- **TASK TO CARRY OUT**: Lines holding the word "JSON" are the ones to copy from the data below.
DATA START
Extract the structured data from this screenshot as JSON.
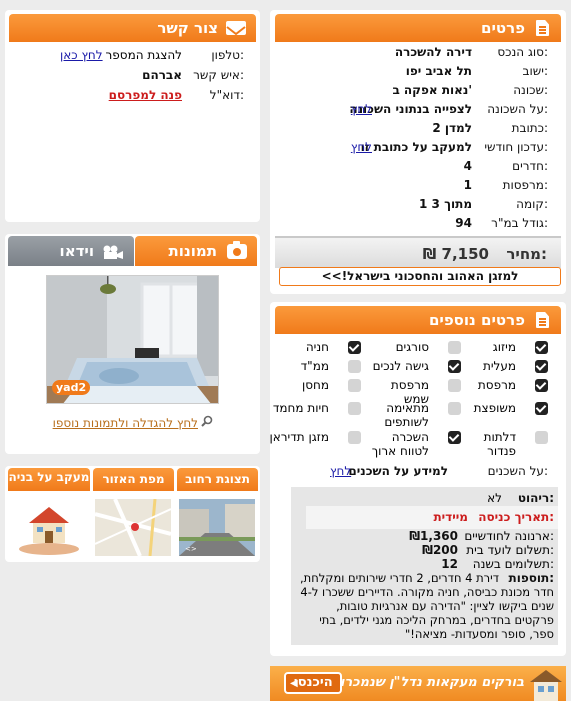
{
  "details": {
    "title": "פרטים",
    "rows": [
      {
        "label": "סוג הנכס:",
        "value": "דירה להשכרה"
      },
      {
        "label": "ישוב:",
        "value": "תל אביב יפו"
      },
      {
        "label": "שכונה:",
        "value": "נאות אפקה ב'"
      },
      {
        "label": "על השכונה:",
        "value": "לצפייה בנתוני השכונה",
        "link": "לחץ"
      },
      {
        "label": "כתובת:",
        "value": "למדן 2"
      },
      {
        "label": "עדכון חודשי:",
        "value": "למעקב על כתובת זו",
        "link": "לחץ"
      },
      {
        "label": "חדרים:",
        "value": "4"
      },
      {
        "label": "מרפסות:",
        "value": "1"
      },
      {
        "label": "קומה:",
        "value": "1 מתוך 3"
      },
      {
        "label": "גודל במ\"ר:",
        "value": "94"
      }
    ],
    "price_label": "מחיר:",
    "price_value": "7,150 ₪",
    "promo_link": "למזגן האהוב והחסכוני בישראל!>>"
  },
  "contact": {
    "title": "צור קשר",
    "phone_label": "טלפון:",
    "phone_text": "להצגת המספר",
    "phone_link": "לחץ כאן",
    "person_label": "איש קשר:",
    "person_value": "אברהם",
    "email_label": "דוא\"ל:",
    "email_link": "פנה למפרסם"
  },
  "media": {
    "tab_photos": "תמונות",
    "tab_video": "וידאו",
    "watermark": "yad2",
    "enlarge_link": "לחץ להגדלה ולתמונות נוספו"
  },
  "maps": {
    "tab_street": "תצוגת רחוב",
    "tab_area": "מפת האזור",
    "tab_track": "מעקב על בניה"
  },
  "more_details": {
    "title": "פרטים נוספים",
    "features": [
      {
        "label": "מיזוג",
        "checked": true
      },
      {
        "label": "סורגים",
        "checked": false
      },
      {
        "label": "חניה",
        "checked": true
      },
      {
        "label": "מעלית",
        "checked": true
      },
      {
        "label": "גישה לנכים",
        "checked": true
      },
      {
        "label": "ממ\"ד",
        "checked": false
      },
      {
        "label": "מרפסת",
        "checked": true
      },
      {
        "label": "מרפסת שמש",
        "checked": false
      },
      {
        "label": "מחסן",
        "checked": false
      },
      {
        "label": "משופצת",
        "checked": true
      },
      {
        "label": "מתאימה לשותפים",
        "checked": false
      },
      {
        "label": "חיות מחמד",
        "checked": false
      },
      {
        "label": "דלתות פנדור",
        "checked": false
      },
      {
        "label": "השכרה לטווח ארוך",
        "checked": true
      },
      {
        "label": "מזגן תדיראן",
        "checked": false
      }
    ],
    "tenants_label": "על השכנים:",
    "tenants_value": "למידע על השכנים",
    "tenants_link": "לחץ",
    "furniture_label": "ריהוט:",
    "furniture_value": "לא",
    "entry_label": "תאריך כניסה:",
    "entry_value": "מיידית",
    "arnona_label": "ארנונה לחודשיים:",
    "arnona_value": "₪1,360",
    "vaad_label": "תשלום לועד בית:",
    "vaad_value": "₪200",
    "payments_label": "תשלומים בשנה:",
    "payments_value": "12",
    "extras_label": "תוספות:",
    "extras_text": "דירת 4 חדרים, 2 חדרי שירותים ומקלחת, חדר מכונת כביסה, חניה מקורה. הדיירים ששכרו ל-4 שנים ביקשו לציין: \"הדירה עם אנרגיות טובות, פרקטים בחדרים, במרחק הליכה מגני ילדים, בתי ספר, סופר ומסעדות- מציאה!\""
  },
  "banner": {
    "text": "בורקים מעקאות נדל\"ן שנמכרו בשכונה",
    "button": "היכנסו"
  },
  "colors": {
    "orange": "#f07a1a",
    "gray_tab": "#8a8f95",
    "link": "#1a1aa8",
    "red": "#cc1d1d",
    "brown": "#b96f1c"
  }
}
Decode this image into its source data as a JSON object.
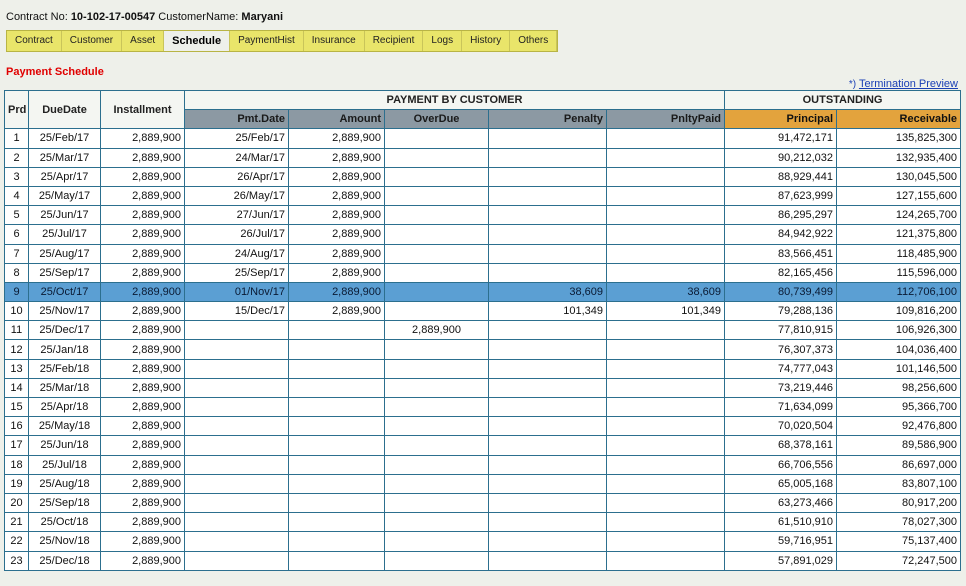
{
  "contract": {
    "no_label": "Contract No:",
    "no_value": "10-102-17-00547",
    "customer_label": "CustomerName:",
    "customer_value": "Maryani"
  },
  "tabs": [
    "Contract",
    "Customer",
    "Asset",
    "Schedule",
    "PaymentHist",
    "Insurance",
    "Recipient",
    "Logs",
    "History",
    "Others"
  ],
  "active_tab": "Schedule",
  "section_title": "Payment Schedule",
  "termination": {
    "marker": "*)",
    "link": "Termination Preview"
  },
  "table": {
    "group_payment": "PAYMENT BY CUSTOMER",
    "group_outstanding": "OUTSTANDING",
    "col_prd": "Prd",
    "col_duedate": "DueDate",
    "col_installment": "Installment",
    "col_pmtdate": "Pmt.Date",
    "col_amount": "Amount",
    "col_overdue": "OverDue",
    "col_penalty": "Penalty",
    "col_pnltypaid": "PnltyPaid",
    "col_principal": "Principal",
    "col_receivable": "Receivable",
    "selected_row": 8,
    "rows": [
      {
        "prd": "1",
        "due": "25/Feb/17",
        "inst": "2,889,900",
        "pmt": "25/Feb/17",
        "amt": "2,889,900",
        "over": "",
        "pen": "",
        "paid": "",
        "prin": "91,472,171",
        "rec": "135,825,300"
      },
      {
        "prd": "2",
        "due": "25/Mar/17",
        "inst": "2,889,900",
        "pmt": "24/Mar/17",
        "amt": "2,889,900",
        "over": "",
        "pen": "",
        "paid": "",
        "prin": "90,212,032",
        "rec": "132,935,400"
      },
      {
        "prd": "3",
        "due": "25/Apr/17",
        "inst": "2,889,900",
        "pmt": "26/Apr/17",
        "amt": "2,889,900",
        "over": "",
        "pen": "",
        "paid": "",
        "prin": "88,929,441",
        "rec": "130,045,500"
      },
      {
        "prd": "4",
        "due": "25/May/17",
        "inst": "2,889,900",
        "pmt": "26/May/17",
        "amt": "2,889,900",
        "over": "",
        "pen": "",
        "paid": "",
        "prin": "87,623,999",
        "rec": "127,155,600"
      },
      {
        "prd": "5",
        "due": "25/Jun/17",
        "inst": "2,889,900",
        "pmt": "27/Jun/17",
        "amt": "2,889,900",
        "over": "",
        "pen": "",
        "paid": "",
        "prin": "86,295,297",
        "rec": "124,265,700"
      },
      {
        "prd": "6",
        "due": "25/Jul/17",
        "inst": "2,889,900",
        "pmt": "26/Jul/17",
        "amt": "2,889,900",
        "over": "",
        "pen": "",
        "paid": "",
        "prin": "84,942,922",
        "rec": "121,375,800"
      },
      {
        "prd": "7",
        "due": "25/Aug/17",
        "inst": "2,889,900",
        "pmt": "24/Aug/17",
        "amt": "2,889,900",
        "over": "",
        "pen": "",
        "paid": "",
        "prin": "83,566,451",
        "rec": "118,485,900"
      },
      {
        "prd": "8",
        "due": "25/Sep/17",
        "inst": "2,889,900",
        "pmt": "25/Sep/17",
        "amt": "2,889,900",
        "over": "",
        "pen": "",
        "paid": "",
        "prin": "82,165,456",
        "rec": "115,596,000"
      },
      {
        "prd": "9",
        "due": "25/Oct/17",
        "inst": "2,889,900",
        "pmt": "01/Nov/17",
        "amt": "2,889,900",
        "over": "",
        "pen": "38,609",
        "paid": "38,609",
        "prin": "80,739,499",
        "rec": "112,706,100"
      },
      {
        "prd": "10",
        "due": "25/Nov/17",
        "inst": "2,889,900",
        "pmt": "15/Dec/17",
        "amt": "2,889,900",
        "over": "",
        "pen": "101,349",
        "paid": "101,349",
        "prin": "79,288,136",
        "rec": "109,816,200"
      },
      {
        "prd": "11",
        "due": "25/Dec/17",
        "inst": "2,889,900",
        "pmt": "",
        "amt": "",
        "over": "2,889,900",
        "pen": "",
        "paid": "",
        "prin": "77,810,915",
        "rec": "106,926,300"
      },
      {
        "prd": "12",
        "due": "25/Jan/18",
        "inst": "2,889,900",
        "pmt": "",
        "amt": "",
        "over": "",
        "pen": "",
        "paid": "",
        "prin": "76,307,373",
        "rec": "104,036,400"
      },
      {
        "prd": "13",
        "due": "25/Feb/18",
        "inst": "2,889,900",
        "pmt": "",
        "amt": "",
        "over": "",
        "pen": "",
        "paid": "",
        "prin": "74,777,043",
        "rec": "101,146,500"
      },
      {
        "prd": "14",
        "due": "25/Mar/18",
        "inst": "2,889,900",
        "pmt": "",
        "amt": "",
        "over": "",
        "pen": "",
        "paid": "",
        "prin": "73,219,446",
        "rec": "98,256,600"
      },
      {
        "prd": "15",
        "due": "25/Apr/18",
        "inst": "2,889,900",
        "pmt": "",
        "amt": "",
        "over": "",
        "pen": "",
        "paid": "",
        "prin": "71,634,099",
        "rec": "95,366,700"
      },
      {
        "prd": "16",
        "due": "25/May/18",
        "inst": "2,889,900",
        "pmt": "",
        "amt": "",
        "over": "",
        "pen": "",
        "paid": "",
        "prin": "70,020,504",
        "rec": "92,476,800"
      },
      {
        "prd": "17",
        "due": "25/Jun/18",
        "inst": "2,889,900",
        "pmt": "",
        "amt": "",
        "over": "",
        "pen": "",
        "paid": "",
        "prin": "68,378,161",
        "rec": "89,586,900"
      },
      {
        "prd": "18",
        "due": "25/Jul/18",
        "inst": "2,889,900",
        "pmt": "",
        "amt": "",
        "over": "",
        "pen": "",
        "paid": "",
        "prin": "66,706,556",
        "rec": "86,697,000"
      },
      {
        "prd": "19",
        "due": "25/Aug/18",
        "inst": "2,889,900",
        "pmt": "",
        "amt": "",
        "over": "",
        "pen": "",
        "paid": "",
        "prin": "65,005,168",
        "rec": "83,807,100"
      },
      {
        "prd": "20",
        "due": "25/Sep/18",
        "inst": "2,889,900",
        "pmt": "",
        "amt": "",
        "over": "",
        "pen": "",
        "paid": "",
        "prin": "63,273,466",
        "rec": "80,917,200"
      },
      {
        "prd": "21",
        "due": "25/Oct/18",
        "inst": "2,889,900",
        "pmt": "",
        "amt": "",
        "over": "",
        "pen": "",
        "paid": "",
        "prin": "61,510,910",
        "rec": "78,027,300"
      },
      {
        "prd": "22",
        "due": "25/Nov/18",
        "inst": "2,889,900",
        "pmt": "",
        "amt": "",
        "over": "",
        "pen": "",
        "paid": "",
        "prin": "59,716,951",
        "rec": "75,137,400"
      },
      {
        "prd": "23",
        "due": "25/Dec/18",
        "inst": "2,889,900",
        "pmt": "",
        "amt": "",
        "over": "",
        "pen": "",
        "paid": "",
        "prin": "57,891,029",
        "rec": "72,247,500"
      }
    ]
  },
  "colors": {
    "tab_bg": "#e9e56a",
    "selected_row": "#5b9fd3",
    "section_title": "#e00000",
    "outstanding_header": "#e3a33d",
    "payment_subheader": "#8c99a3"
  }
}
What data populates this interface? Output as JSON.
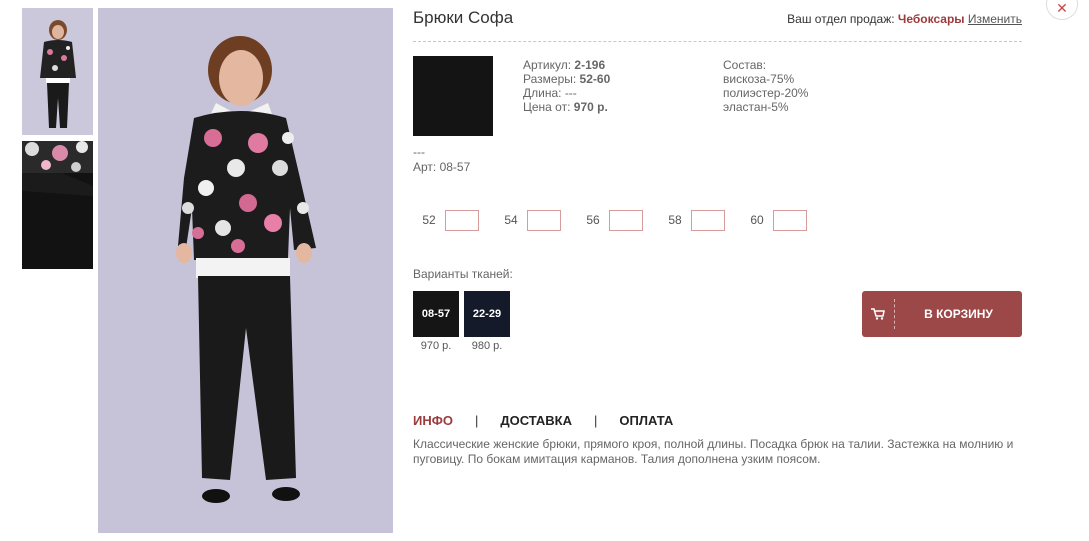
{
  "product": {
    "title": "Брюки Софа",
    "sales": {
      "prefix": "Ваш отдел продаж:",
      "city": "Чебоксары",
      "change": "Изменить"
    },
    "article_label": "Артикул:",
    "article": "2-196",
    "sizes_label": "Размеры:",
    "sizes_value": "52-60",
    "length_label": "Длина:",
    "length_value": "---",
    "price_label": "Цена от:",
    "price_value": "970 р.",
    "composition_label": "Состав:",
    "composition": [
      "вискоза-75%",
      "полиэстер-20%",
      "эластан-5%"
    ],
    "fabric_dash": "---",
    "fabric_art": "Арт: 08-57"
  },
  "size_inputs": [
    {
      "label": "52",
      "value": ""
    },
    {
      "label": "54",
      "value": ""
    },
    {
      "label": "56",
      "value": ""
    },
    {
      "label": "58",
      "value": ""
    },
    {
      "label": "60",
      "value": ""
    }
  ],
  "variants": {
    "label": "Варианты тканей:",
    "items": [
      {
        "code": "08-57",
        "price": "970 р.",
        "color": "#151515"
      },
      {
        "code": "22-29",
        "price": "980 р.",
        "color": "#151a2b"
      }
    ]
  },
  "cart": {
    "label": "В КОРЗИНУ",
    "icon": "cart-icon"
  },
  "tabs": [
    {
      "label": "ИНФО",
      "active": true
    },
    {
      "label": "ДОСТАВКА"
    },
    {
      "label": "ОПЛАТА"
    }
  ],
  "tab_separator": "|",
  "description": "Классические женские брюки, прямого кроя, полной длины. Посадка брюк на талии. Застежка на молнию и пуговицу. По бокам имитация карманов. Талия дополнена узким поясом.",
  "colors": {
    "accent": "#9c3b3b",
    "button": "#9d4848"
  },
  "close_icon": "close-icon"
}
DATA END
- **RESULT OF THIS EXERCISE**:
Extract the structured data from this screenshot as JSON.
Decode this image into its source data as a JSON object.
What data populates this interface? Output as JSON.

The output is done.